And then she said, ‘God’s blessing on the feet that brought you here.’
‘Why?’ said he.
‘Because I was fated to wash here until I get a son by a Christian. And I am the daughter of the king of Annwvyn [the Un-world] . Come here at the end of the year and you will get the boy.’
And so he came and he got the son and a daughter, none other than Owein son of Urien and Morfyd daughter of Urien.” (Koch, p. 348-349)
Koch notes that Urien’s mother Nevyn is the Old Welsh form of the Irish war-goddess Nemhain. Modron is the Celtic mother goddess who has a similar meeting with the future king ‘Parisi of Gaul’ 2400 years ago (Koch, p. 348). Modron is familiar Celtic goddess in northern Britain; Roman era altars to her have been found along Hadrian’s Wall.
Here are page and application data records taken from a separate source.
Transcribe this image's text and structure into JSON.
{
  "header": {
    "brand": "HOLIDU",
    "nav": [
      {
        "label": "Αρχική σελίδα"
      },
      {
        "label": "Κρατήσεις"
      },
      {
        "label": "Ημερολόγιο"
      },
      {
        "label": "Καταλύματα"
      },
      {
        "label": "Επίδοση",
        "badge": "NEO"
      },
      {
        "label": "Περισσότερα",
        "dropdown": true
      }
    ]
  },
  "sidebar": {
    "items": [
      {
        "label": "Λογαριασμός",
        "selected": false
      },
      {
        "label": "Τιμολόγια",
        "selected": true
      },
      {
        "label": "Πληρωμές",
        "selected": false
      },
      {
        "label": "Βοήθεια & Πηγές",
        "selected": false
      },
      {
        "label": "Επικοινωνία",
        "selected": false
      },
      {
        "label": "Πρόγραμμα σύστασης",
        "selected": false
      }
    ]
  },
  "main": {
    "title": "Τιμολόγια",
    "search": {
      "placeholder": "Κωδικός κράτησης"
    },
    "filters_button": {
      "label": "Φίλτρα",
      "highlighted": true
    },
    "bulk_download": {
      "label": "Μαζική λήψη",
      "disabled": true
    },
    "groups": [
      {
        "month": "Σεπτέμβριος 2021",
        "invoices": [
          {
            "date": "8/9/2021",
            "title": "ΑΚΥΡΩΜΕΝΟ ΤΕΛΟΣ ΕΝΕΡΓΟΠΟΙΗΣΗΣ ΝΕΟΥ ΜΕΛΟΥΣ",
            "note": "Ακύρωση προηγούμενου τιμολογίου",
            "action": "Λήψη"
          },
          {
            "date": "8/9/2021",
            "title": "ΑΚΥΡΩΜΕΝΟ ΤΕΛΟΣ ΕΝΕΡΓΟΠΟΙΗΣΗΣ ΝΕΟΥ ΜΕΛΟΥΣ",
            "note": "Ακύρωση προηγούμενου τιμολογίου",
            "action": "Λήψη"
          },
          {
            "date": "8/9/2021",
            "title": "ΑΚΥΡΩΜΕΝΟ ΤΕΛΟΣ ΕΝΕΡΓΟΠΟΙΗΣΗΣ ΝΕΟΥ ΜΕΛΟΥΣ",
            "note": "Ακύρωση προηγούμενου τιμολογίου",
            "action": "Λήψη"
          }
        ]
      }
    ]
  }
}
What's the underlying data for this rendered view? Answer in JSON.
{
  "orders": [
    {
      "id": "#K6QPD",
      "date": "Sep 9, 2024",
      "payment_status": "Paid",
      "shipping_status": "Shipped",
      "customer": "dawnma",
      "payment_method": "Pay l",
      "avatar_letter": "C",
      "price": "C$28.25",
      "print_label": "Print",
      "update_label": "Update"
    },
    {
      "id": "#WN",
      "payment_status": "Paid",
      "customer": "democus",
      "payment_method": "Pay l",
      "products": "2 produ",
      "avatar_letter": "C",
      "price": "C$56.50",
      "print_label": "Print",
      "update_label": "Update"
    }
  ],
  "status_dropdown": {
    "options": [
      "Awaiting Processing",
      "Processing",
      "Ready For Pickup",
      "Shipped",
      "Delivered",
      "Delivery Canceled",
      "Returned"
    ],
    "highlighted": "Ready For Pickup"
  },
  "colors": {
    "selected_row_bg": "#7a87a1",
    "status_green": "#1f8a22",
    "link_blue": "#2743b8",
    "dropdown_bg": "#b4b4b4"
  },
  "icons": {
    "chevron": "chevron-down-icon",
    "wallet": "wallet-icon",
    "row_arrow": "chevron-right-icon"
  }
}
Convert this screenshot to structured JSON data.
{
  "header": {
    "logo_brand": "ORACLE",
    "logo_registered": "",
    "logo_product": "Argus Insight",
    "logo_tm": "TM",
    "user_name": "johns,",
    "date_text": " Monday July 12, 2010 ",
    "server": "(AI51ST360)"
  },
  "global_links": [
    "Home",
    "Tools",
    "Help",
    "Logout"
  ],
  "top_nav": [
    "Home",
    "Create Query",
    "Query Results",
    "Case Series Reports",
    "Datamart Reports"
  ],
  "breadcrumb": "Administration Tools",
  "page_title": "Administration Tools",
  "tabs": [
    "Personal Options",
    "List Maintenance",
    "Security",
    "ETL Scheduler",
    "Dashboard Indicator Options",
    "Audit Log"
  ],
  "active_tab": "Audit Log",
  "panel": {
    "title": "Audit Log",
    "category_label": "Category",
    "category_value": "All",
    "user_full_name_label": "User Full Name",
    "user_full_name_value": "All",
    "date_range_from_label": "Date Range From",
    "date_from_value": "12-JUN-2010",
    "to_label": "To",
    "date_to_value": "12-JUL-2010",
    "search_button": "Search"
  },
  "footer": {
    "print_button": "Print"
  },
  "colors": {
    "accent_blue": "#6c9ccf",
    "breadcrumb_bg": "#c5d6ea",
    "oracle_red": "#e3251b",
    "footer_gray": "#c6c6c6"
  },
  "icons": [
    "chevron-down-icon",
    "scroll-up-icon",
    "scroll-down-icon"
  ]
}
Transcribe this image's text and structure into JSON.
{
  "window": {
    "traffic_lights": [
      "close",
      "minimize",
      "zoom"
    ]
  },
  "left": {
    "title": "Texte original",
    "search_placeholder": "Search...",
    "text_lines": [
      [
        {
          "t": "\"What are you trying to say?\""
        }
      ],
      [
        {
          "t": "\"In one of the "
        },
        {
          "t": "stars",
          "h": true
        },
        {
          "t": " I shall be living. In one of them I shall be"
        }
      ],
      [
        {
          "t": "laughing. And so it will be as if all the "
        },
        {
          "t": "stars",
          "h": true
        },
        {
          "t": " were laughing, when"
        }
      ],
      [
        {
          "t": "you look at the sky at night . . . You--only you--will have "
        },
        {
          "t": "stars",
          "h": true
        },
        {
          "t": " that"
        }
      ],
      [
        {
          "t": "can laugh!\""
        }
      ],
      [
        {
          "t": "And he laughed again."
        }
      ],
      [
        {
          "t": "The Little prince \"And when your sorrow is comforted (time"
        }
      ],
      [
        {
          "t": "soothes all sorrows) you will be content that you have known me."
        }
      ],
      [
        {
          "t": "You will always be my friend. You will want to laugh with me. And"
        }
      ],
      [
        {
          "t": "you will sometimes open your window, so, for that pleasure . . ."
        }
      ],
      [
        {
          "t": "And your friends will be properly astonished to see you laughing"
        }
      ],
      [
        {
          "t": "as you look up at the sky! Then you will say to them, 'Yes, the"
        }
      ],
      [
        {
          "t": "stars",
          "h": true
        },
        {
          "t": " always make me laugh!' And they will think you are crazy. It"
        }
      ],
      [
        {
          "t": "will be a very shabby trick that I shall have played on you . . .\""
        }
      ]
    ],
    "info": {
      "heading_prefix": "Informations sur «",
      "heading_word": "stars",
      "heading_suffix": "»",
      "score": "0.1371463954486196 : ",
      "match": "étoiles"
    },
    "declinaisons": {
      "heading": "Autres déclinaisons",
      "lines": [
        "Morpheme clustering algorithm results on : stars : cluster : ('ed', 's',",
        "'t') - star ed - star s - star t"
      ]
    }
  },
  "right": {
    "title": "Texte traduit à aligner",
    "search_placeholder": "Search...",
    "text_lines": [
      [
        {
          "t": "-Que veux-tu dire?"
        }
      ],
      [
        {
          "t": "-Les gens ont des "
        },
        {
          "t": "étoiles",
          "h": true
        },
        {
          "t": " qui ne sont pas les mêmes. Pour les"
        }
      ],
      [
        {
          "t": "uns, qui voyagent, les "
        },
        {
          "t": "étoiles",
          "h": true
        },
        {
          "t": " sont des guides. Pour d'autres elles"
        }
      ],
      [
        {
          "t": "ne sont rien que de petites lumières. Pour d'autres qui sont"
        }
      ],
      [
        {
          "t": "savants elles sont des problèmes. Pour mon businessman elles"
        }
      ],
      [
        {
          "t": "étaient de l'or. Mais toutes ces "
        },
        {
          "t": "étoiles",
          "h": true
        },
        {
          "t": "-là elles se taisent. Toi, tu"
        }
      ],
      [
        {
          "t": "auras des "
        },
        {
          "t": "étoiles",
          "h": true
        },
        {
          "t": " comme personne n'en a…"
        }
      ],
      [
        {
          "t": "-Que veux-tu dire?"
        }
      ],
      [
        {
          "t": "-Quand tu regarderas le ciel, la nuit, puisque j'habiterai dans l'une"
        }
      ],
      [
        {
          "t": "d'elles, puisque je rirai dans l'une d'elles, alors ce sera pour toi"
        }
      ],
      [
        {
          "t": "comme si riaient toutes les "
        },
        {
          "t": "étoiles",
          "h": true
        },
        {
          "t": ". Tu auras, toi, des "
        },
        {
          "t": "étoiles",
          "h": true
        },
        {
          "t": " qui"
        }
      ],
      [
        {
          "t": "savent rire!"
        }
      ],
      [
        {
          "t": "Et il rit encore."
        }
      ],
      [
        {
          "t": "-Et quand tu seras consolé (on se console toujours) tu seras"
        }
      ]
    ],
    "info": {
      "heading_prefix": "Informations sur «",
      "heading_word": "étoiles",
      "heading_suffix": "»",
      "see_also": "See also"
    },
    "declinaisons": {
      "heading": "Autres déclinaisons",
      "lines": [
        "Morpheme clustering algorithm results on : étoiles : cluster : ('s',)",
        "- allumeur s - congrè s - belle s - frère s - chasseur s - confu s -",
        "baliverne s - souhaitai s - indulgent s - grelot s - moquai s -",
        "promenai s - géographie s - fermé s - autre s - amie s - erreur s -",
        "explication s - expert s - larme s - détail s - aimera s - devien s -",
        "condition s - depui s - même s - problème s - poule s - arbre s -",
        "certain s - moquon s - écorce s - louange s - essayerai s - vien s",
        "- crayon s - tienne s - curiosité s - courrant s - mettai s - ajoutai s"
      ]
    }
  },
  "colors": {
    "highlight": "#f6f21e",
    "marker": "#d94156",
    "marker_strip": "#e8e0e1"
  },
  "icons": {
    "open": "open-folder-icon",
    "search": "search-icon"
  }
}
What is really important here is that Modron is usually said to be the mother of the Celtic divine son, Mabon, who is directly associated with Owain ap Urien in Welsh poetry. (See Mary Jones excellent encyclopedia on Mabon).
From the Book of Taliesin, ‘Tidings Have Come to Me from Kalchvynd*”:
“When [the army of] Erechwyd returned from the country of Cludwys [Strathclyde], no cow lowed for its calf. The [?] manifestation of Mabon from the other realm, [in] the battle where Owein fought for the cattle of his country. …
Whoever saw Mabon on his white-flanked ardent [steed], as men mingled, contending for Reget’s cattle, unless it were by means of wings that they flew, only as corpses, would they go from Mabon.
Of encounter, descent, and onset of battle in the realm of Mabon, the inexorable cleaver; when Owein fought to defend his father’s cattle, which washed shields of waxen hawthorn burst forth….
When the king, leader of chieftains [lit. ‘dragons’], ordered battle…cattle for Mabon. In the encounter of [?]heroes, there were stiff red corpses, it was a joy which came to carrion crows. Men tell of it, after the [?] uproar of battle, no one escaped the shield of Owein. The broken shield of a fighter in the adversity of combat; he would not drive cattle without reddening faces….
…battle before great Owein, whose giving is great. Early in the morning, men fell fighting for land. Where Owein attacked for the sake of Erechwyd [part of Rheged] blessed land, he [?] secured his father’s battle-gains.” (Koch trans, p. 350-351).
The whole flowering of folklore may well come from the association of Owain ap Urien with the Celtic god Mabon. Owain’s father Urien died during the reign of Theodoric of Bernicia, who king lists place in the mid-570s. Owain’s brother Rhun is mentioned several times in the Historia Brittonum and may be related in some way to the baptism of Edwin of Deira in the 620s. Rhun’s granddaughter is believed to have been the first wife of King Oswiu of Bernicia/Northumbria. In general, Owain’s family was involved in fighting the establishment of the English kingdom of Bernicia and eventually marry into it.
*Kalchvynyd is a lost British kingdom mentioned several times in Old Welsh literature. It’s name means chalk or limestone mountain and is generally localized around the area of the Cotswolds or Chilterns in southern England. Here the poet is contrasting the ill tidings from battles in the south with their successes in the north.
John T Koch (in collaboration with John Carey) The Celtic Heroic Age: Literary Sources for Ancient Celtic Europe and Early Ireland and Wales. Celtic Studies Publications, 1995.